* WHAT YOU NEED TO DO *
Give all of the records again precisely, excluding whatever pictures they contain.

App and web page records

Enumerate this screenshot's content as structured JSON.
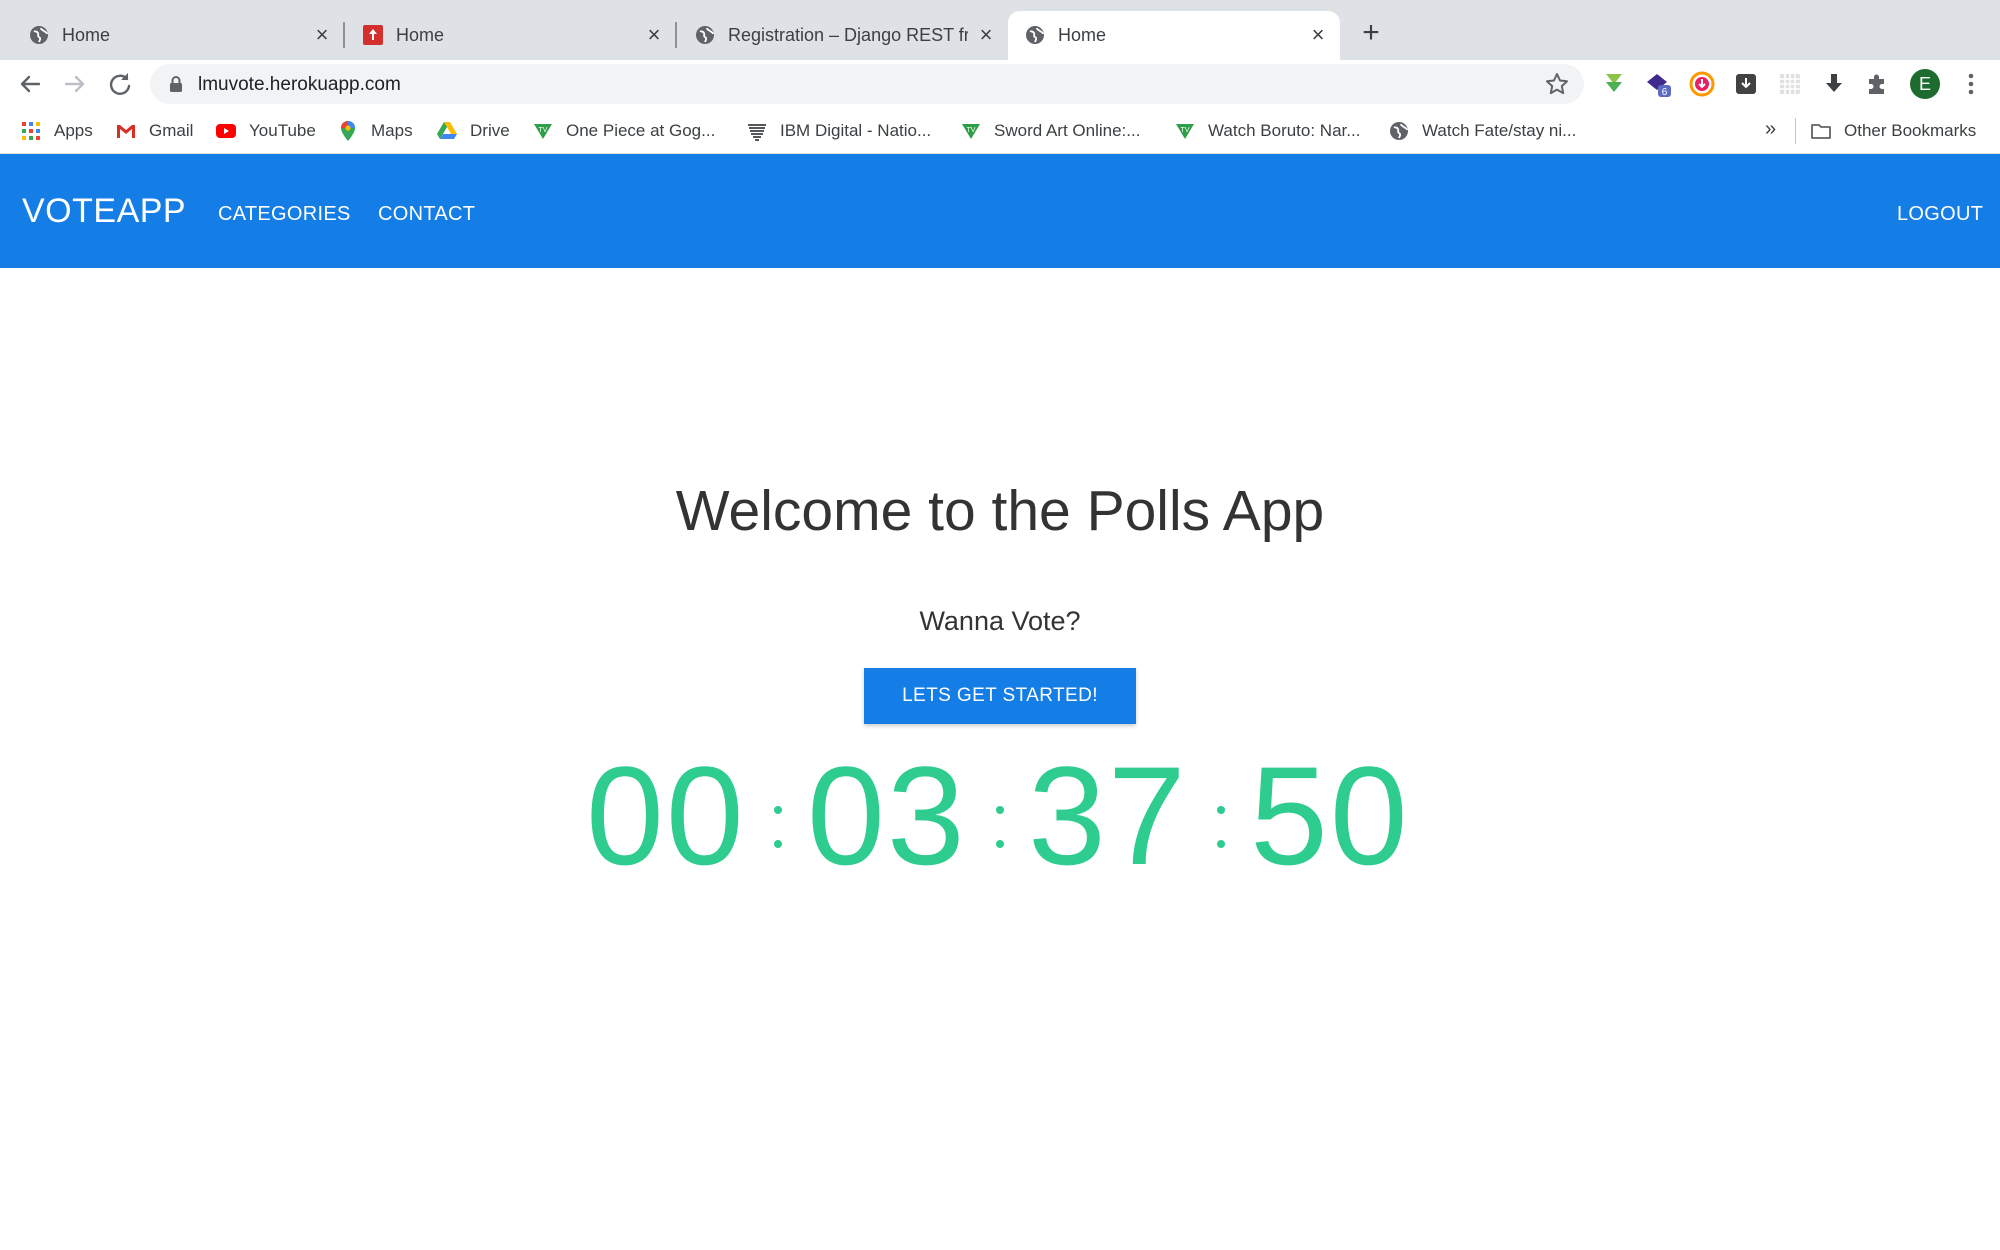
{
  "browser": {
    "tabs": [
      {
        "title": "Home"
      },
      {
        "title": "Home"
      },
      {
        "title": "Registration – Django REST fra"
      },
      {
        "title": "Home"
      }
    ],
    "url": "lmuvote.herokuapp.com",
    "profile_initial": "E",
    "extension_badge": "6",
    "bookmarks": [
      {
        "label": "Apps",
        "icon": "apps-grid-icon"
      },
      {
        "label": "Gmail",
        "icon": "gmail-icon"
      },
      {
        "label": "YouTube",
        "icon": "youtube-icon"
      },
      {
        "label": "Maps",
        "icon": "maps-pin-icon"
      },
      {
        "label": "Drive",
        "icon": "drive-icon"
      },
      {
        "label": "One Piece at Gog...",
        "icon": "tv-icon"
      },
      {
        "label": "IBM Digital - Natio...",
        "icon": "ibm-icon"
      },
      {
        "label": "Sword Art Online:...",
        "icon": "tv-icon"
      },
      {
        "label": "Watch Boruto: Nar...",
        "icon": "tv-icon"
      },
      {
        "label": "Watch Fate/stay ni...",
        "icon": "globe-icon"
      }
    ],
    "overflow": "»",
    "other_bookmarks": "Other Bookmarks"
  },
  "app": {
    "brand": "VOTEAPP",
    "nav": {
      "categories": "CATEGORIES",
      "contact": "CONTACT",
      "logout": "LOGOUT"
    },
    "heading": "Welcome to the Polls App",
    "subheading": "Wanna Vote?",
    "cta": "LETS GET STARTED!",
    "countdown": {
      "days": "00",
      "hours": "03",
      "minutes": "37",
      "seconds": "50"
    }
  },
  "colors": {
    "primary": "#147de6",
    "countdown": "#2ecc8f",
    "text": "#333333"
  }
}
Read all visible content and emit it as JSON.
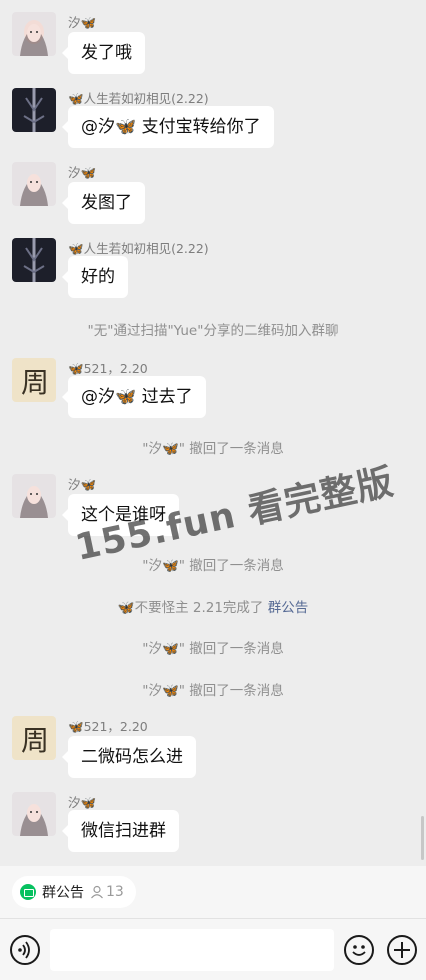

* RESULT BELOW *
Enumerate this screenshot's content as structured JSON.
{
  "browser": {
    "tabs": [
      {
        "title": "Home"
      },
      {
        "title": "Home"
      },
      {
        "title": "Registration – Django REST fra"
      },
      {
        "title": "Home"
      }
    ],
    "url": "lmuvote.herokuapp.com",
    "profile_initial": "E",
    "extension_badge": "6",
    "bookmarks": [
      {
        "label": "Apps",
        "icon": "apps-grid-icon"
      },
      {
        "label": "Gmail",
        "icon": "gmail-icon"
      },
      {
        "label": "YouTube",
        "icon": "youtube-icon"
      },
      {
        "label": "Maps",
        "icon": "maps-pin-icon"
      },
      {
        "label": "Drive",
        "icon": "drive-icon"
      },
      {
        "label": "One Piece at Gog...",
        "icon": "tv-icon"
      },
      {
        "label": "IBM Digital - Natio...",
        "icon": "ibm-icon"
      },
      {
        "label": "Sword Art Online:...",
        "icon": "tv-icon"
      },
      {
        "label": "Watch Boruto: Nar...",
        "icon": "tv-icon"
      },
      {
        "label": "Watch Fate/stay ni...",
        "icon": "globe-icon"
      }
    ],
    "overflow": "»",
    "other_bookmarks": "Other Bookmarks"
  },
  "app": {
    "brand": "VOTEAPP",
    "nav": {
      "categories": "CATEGORIES",
      "contact": "CONTACT",
      "logout": "LOGOUT"
    },
    "heading": "Welcome to the Polls App",
    "subheading": "Wanna Vote?",
    "cta": "LETS GET STARTED!",
    "countdown": {
      "days": "00",
      "hours": "03",
      "minutes": "37",
      "seconds": "50"
    }
  },
  "colors": {
    "primary": "#147de6",
    "countdown": "#2ecc8f",
    "text": "#333333"
  }
}
Read all visible content and emit it as JSON.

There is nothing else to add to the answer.